### To do
Make an exact copy of the records, omitting all images.

### Data shown
════════
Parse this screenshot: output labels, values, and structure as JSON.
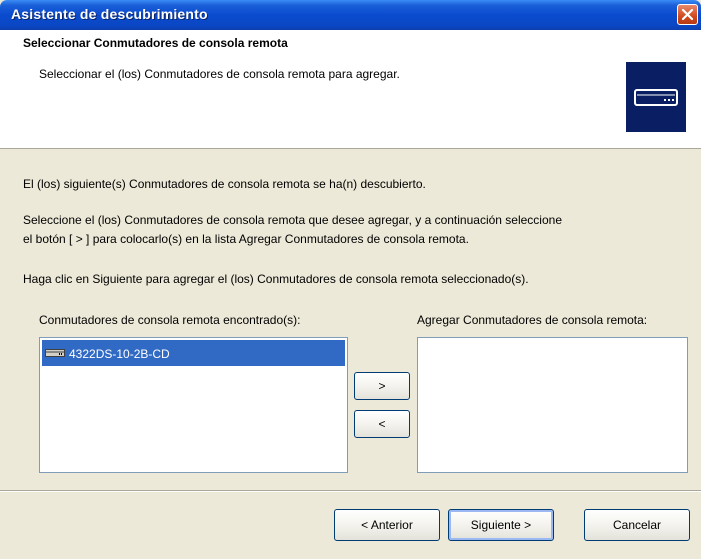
{
  "window": {
    "title": "Asistente de descubrimiento",
    "close_label": "×"
  },
  "header": {
    "title": "Seleccionar Conmutadores de consola remota",
    "subtitle": "Seleccionar el (los) Conmutadores de consola remota para agregar.",
    "icon": "remote-console-switch-icon"
  },
  "body": {
    "line1": "El (los) siguiente(s) Conmutadores de consola remota se ha(n) descubierto.",
    "line2a": "Seleccione el (los) Conmutadores de consola remota que desee agregar, y a continuación seleccione",
    "line2b": "el botón [ > ] para colocarlo(s) en la lista Agregar Conmutadores de consola remota.",
    "line3": "Haga clic en Siguiente para agregar el (los) Conmutadores de consola remota seleccionado(s)."
  },
  "found_list": {
    "label": "Conmutadores de consola remota encontrado(s):",
    "items": [
      {
        "label": "4322DS-10-2B-CD",
        "selected": true,
        "icon": "device-icon"
      }
    ]
  },
  "add_list": {
    "label": "Agregar Conmutadores de consola remota:",
    "items": []
  },
  "transfer": {
    "add_label": ">",
    "remove_label": "<"
  },
  "footer": {
    "back_label": "< Anterior",
    "next_label": "Siguiente >",
    "cancel_label": "Cancelar"
  },
  "colors": {
    "titlebar": "#0a4bcf",
    "selection": "#316ac5",
    "dialog_bg": "#ece9d8"
  }
}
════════
### Response box
Parse this screenshot: output labels, values, and structure as JSON.
{
  "window": {
    "title": "Asistente de descubrimiento",
    "close_label": "×"
  },
  "header": {
    "title": "Seleccionar Conmutadores de consola remota",
    "subtitle": "Seleccionar el (los) Conmutadores de consola remota para agregar.",
    "icon": "remote-console-switch-icon"
  },
  "body": {
    "line1": "El (los) siguiente(s) Conmutadores de consola remota se ha(n) descubierto.",
    "line2a": "Seleccione el (los) Conmutadores de consola remota que desee agregar, y a continuación seleccione",
    "line2b": "el botón [ > ] para colocarlo(s) en la lista Agregar Conmutadores de consola remota.",
    "line3": "Haga clic en Siguiente para agregar el (los) Conmutadores de consola remota seleccionado(s)."
  },
  "found_list": {
    "label": "Conmutadores de consola remota encontrado(s):",
    "items": [
      {
        "label": "4322DS-10-2B-CD",
        "selected": true,
        "icon": "device-icon"
      }
    ]
  },
  "add_list": {
    "label": "Agregar Conmutadores de consola remota:",
    "items": []
  },
  "transfer": {
    "add_label": ">",
    "remove_label": "<"
  },
  "footer": {
    "back_label": "< Anterior",
    "next_label": "Siguiente >",
    "cancel_label": "Cancelar"
  },
  "colors": {
    "titlebar": "#0a4bcf",
    "selection": "#316ac5",
    "dialog_bg": "#ece9d8"
  }
}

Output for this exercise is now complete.